Try it -
This exercise asks for the entries to be repeated exactly, without their images.

[[ Data for this task open ]]

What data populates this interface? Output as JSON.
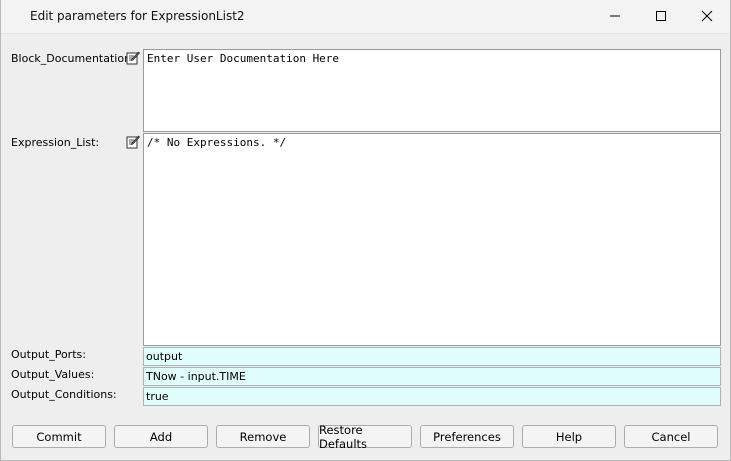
{
  "window": {
    "title": "Edit parameters for ExpressionList2",
    "controls": {
      "minimize": "minimize-icon",
      "maximize": "maximize-icon",
      "close": "close-icon"
    }
  },
  "params": {
    "block_documentation": {
      "label": "Block_Documentation:",
      "value": "Enter User Documentation Here"
    },
    "expression_list": {
      "label": "Expression_List:",
      "value": "/* No Expressions. */"
    },
    "output_ports": {
      "label": "Output_Ports:",
      "value": "output"
    },
    "output_values": {
      "label": "Output_Values:",
      "value": "TNow - input.TIME"
    },
    "output_conditions": {
      "label": "Output_Conditions:",
      "value": "true"
    }
  },
  "buttons": {
    "commit": "Commit",
    "add": "Add",
    "remove": "Remove",
    "restore_defaults": "Restore Defaults",
    "preferences": "Preferences",
    "help": "Help",
    "cancel": "Cancel"
  },
  "colors": {
    "field_bg": "#e0fcfc",
    "window_bg": "#eeeeee",
    "textarea_bg": "#ffffff"
  }
}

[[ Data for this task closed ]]

Completed exercise -
What data populates this interface? Output as JSON.
{
  "window": {
    "title": "Edit parameters for ExpressionList2",
    "controls": {
      "minimize": "minimize-icon",
      "maximize": "maximize-icon",
      "close": "close-icon"
    }
  },
  "params": {
    "block_documentation": {
      "label": "Block_Documentation:",
      "value": "Enter User Documentation Here"
    },
    "expression_list": {
      "label": "Expression_List:",
      "value": "/* No Expressions. */"
    },
    "output_ports": {
      "label": "Output_Ports:",
      "value": "output"
    },
    "output_values": {
      "label": "Output_Values:",
      "value": "TNow - input.TIME"
    },
    "output_conditions": {
      "label": "Output_Conditions:",
      "value": "true"
    }
  },
  "buttons": {
    "commit": "Commit",
    "add": "Add",
    "remove": "Remove",
    "restore_defaults": "Restore Defaults",
    "preferences": "Preferences",
    "help": "Help",
    "cancel": "Cancel"
  },
  "colors": {
    "field_bg": "#e0fcfc",
    "window_bg": "#eeeeee",
    "textarea_bg": "#ffffff"
  }
}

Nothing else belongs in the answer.